Since Kodak are the ones that have developed the DCR extension, they know perfectly well what kind of software you need to use for opening and converting such files. They’re also fully aware that a large part of editing platforms can’t read them.
Regardless of their motivation, you need to make .dcr files editable if you are to open, change, and share them. More likely than not, your system’s file viewer won’t display a preview for such images unless you have already installed software that lets you open a DCR file. If you haven’t, you might be forced to convert the photos before you can edit them.
This extension allows saving images in fantastic quality while also being among the best video formats out there. DCR isn’t a lossy format and in contrast to JPEGs, it maintains its high quality with use.
One thing you have to keep in mind is that other software can potentially employ the same extension for a different file type. For instance, Shockwave Media files also employ DCR format since they are created using Adobe Director.
If you’re dealing with digital photos taken with a Kodak camera and want to learn how to open DCR files and use them, the information presented below will be of great use to you.
Your inability to open images with this extension on your computer can be caused by several factors. The most typical issue is the lack of software that is capable of working with .DCR photos.
Photoshop isn’t the most beginner-friendly software out there, but once you learn the ropes, using it isn’t that hard. It allows you to perform batch processing with ease while also enabling you to work with RAW formats like DCR via Camera Raw.
Camera Raw is included with Photoshop and Lightroom, representing a necessary step you have to take to make RAW files editable. When it comes to the Camera Raw comparison with Lightroom, the latter doesn’t provide an option to perform pre-edits.
When using Camera Raw, you have to click on Open Image to edit it in Photoshop later.
File Viewer Plus is capable of viewing a DCR file and includes a multitude of photo editing tools including resize and crop features. The software also allows performing batch DCR conversion to formats like JPG, PNG, TIFF, GIF, and many others.
It represents a fantastic option for viewing, editing, and converting DCR images without having to use Kodak’s photo viewer.
Just as is the case with all other RAW formats, you can’t open DCRs in an internet browser since they don’t support such an extension. To access and view such an image online, you’ll have to use one of the available RAW file converters. Bluntly speaking, a converter is a downloadable or online software that can read a DCR file and show its content.
This means that the feature set of a browser-based image editor like Photopea is backed up by RAW image conversion technology since otherwise, it wouldn’t be able to open DCRs.
If you have the necessary software, converting a DCR image to JPG is extremely easy. Adobe Lightroom is probably the most convenient tool for this task, as it can display DCRs without you even having to lift a finger.
Adobe Photoshop is also suitable software for DCR conversion. Being a RAW format, Photoshop will automatically use the Camera Raw add-on to open the DCR photo so that you can proceed to edit it and save it in any image format supported by Photoshop itself.

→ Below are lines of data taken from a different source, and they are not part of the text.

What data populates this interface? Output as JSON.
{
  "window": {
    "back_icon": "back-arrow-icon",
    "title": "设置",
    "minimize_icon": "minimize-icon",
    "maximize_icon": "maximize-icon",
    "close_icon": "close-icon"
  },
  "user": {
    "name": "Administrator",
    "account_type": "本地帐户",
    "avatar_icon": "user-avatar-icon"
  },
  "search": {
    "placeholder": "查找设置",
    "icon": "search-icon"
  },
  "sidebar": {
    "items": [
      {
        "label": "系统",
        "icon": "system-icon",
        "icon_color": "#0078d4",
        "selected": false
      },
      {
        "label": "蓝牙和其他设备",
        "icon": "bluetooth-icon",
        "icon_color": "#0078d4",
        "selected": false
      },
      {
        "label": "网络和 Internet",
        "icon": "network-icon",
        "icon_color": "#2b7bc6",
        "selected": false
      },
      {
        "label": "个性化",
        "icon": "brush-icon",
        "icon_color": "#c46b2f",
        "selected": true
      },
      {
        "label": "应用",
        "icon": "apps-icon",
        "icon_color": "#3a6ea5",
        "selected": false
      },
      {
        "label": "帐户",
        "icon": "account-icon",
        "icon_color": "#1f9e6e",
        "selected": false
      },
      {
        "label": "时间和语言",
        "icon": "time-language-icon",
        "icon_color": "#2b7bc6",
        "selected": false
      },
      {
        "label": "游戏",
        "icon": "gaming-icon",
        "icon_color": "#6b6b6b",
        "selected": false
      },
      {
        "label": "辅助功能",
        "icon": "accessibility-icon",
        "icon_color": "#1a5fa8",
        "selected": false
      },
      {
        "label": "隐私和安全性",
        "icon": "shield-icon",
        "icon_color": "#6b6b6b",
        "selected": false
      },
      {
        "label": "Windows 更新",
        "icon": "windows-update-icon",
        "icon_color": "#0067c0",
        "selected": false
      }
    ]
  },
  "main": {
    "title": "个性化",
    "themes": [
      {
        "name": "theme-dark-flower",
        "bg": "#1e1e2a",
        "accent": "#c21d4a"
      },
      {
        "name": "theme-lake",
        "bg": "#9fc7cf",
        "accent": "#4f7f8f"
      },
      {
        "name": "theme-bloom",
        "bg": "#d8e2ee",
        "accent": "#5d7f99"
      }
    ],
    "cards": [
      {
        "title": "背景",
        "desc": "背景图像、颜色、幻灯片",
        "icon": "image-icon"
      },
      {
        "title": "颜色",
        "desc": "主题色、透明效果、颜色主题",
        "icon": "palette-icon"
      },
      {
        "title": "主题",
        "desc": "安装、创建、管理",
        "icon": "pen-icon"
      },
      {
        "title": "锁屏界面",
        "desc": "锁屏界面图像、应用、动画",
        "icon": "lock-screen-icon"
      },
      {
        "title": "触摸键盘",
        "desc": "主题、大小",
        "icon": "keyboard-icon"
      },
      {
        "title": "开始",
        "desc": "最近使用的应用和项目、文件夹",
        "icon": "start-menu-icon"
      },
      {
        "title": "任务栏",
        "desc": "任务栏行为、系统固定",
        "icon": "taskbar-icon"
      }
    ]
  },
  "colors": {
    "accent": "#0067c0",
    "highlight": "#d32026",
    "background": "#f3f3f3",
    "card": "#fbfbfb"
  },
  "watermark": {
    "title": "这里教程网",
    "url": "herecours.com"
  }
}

Lightroom also integrates Camera Raw into its import process but does so seamlessly. After the DCR has been opened, you can edit and export it as a JPG, TIFF, PNG, or any other image format you need.
The DCR format is rarely in demand among regular users, as it’s only really used by photographers of all skill levels that own a Kodak digital camera and shoot images in RAW to enjoy the best image quality their gear can provide.
When to compared to the RAW file formats of other camera manufacturers, DCR doesn’t provide any real advantages but is rather simply the extension chosen by Kodak.
To display a DCR photo, you have to do the following:
In a manner of speaking, yes. DCR is the unique extension created for RAW images taken with a Kodak camera, representing a lossless format akin to TIFF.
All RAW files are superior to JPGs since they preserve more detail and natural colors. However, if you’re not a professional photographer and you don’t do any image editing, then there’s no need to take photos in this format since you’re just occupying extra disk space with no real benefit to it.
Another thing to consider is that JPEG is a lossy image format that degrades in quality each time you view it. Meanwhile, all RAW formats are lossless and give you a lot more breathing room when it comes to image editing.